Friedman and many others in this Del Rio theater already have their answer. The more maddening question is why others disbelieve so fiercely. Friedman has been fighting skeptics for decades, and he must have long ago tired of repeating the same old debates, but it’s still startling to hear the ferocity with which he lays into someone like popular astrophysicist Neil deGrasse Tyson for doubting the UFO record. But after putting his reputation on the line for so long, it’s no wonder Friedman takes it personally. “If they can’t attack the data, [they] attack the people,” he explains. “They think we’re idiots. I don’t think we are.”
Melanie Young, keeper of the Starchild skull, seems similarly bedeviled by skeptics. “This is serious science,” she reassures us during her talk. “It is not a hoax.” She complains about how much time she spends online, trying to set the skull record straight. She reserves particular scorn for what she calls “Wackipedia.”
“There is a conspiracy, if you will, against the Starchild skull,” she says.
I’d naively hoped to get a look at the skull this weekend, but as Young proceeds through her PowerPoint it becomes clear that won’t be happening. Eventually, she casually mentions that of course none of us will see the Starchild skull at an event like this—a roomful of human DNA could contaminate it.
“Are you worried about the government seizing it?” someone asks at the end of her talk.
Young pauses before answering: “None of us are willing to die for it.”
Her words hang over what feels to me like an uncomfortable silence before the applause takes hold and she leaves the stage.
In June, Edinburg’s new convention center will play host to the next UFO conference, with headlining experts on the Roswell crash and alien abductions. Del Rio will repeat its UFO festival next year as well. Uriarte says they like to vary the subjects—government conspiracies, alien sightings, cattle mutilations—and find new speakers to keep the programming fresh.
On Saturday night in Del Rio, the packed theater empties onto Main Street and the crowd parades to a downtown park. The festival’s VIPs ride a flatbed trailer complete with a lit-up silver UFO. Beside a pagoda, Langford announces the winner of the costume contest: a local family doctor who, like his wife, is wearing bright-green face paint, an olive-green jumpsuit and a pair of antennae. Their little black dog is wearing an alien costume too. For besting the other contenders, the doctor wins tickets to Roswell’s UFO museum, a Fire in the Sky DVD, and a free trip to the Gatti’s Pizza buffet.

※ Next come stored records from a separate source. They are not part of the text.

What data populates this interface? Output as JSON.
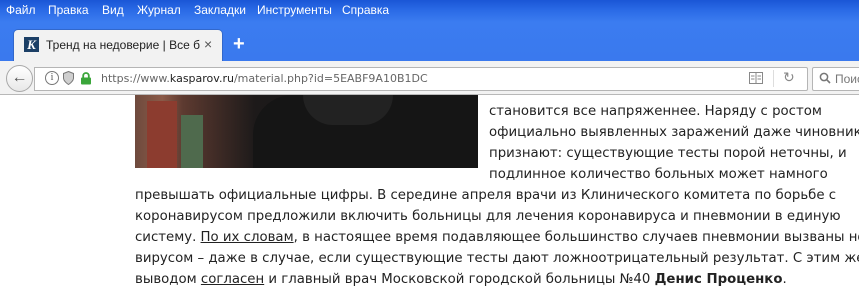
{
  "menubar": {
    "items": [
      "Файл",
      "Правка",
      "Вид",
      "Журнал",
      "Закладки",
      "Инструменты",
      "Справка"
    ]
  },
  "tab": {
    "favicon_letter": "K",
    "title": "Тренд на недоверие | Все б...",
    "close": "×"
  },
  "newtab": "+",
  "navbar": {
    "back": "←",
    "url_prefix": "https://www.",
    "url_host": "kasparov.ru",
    "url_path": "/material.php?id=5EABF9A10B1DC",
    "search_placeholder": "Поис"
  },
  "article": {
    "top_partial": "становится все напряженнее. Наряду с ростом",
    "right_lines": [
      "официально выявленных заражений даже чиновники",
      "признают: существующие тесты порой неточны, и",
      "подлинное количество больных может намного"
    ],
    "full_lines": [
      "превышать официальные цифры. В середине апреля врачи из Клинического комитета по борьбе с",
      "коронавирусом предложили включить больницы для лечения коронавируса и пневмонии в единую"
    ],
    "line_system_pre": "систему. ",
    "link_words": "По их словам",
    "line_system_post": ", в настоящее время подавляющее большинство случаев пневмонии вызваны новым",
    "line_virus": "вирусом – даже в случае, если существующие тесты дают ложноотрицательный результат. С этим же",
    "line_last_pre": "выводом ",
    "link_agreed": "согласен",
    "line_last_mid": " и главный врач Московской городской больницы №40 ",
    "bold_name": "Денис Проценко",
    "line_last_end": "."
  },
  "colors": {
    "chrome_blue": "#3b7cf0",
    "lock_green": "#3aa63a"
  }
}
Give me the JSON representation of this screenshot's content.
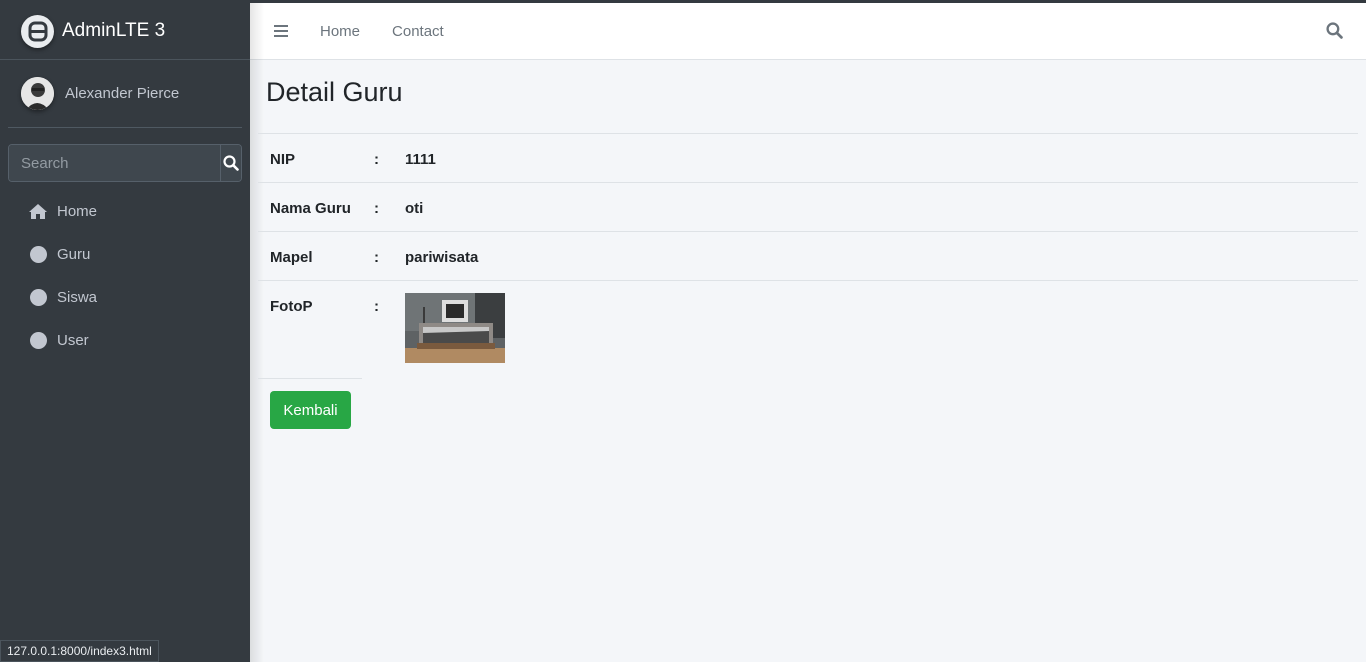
{
  "brand": {
    "title": "AdminLTE 3",
    "logo_icon": "adminlte-logo-icon"
  },
  "user": {
    "name": "Alexander Pierce",
    "avatar_icon": "user-avatar"
  },
  "sidebar": {
    "search": {
      "placeholder": "Search",
      "value": ""
    },
    "items": [
      {
        "label": "Home",
        "icon": "home-icon"
      },
      {
        "label": "Guru",
        "icon": "circle-icon"
      },
      {
        "label": "Siswa",
        "icon": "circle-icon"
      },
      {
        "label": "User",
        "icon": "circle-icon"
      }
    ]
  },
  "topbar": {
    "links": [
      {
        "label": "Home"
      },
      {
        "label": "Contact"
      }
    ],
    "search_icon": "search-icon",
    "menu_icon": "hamburger-icon"
  },
  "main": {
    "title": "Detail Guru",
    "rows": [
      {
        "label": "NIP",
        "colon": ":",
        "value": "1111"
      },
      {
        "label": "Nama Guru",
        "colon": ":",
        "value": "oti"
      },
      {
        "label": "Mapel",
        "colon": ":",
        "value": "pariwisata"
      }
    ],
    "photo_row": {
      "label": "FotoP",
      "colon": ":"
    },
    "back_button": "Kembali"
  },
  "status_bar": {
    "url": "127.0.0.1:8000/index3.html"
  },
  "colors": {
    "sidebar_bg": "#343a40",
    "content_bg": "#f4f6f9",
    "button_success": "#28a745"
  }
}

Walton and Friedman hold court at a folding table nearby, posing for photos and signing books. Friedman tells me later that this is his favorite time of any festival: chewing over mysteries with the locals. Though he remains as pedantic offstage as on, he’s charming one-on-one and seems younger in this context than his 78 years. As Friedman fields metaphysical theories from strangers, Walton answers questions about his abduction. The small crowd leans in to hear more, locals and out-of-towners, devout believers and agnostics alike, sharing the glow of the trees strung with lights, wondering together at the darkness all around.